→ **RECORD EXCERPTS**
------------------------------

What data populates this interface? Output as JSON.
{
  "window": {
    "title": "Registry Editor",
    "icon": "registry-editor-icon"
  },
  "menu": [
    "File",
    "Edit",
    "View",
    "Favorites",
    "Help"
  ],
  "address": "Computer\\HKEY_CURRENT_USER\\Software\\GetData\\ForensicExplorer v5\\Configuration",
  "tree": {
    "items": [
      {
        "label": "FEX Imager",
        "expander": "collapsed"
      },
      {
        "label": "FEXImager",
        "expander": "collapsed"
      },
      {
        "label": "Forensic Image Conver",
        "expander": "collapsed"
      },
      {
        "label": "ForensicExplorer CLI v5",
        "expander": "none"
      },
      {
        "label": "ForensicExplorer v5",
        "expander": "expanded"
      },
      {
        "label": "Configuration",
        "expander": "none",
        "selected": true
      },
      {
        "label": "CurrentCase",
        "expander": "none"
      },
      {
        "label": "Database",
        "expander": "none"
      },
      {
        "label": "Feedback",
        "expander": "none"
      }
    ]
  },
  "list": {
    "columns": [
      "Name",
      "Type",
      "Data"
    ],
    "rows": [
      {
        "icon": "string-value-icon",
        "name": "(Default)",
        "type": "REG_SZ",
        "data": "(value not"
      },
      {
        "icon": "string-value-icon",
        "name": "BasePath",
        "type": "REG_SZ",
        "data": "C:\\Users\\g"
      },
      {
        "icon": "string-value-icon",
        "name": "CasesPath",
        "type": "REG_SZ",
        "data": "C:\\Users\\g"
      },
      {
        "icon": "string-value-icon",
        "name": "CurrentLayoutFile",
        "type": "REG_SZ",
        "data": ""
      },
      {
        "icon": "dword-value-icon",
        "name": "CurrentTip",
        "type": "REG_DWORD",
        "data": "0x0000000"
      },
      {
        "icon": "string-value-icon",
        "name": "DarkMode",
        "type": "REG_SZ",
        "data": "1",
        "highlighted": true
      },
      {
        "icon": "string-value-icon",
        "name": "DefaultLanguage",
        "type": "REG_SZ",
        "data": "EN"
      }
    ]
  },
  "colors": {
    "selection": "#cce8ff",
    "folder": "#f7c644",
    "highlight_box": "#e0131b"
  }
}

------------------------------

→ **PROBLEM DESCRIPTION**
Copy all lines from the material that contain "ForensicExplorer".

→ **OUTPUT OF THE EXERCISE**
  "address": "Computer\\HKEY_CURRENT_USER\\Software\\GetData\\ForensicExplorer v5\\Configuration",
        "label": "ForensicExplorer CLI v5",
        "label": "ForensicExplorer v5",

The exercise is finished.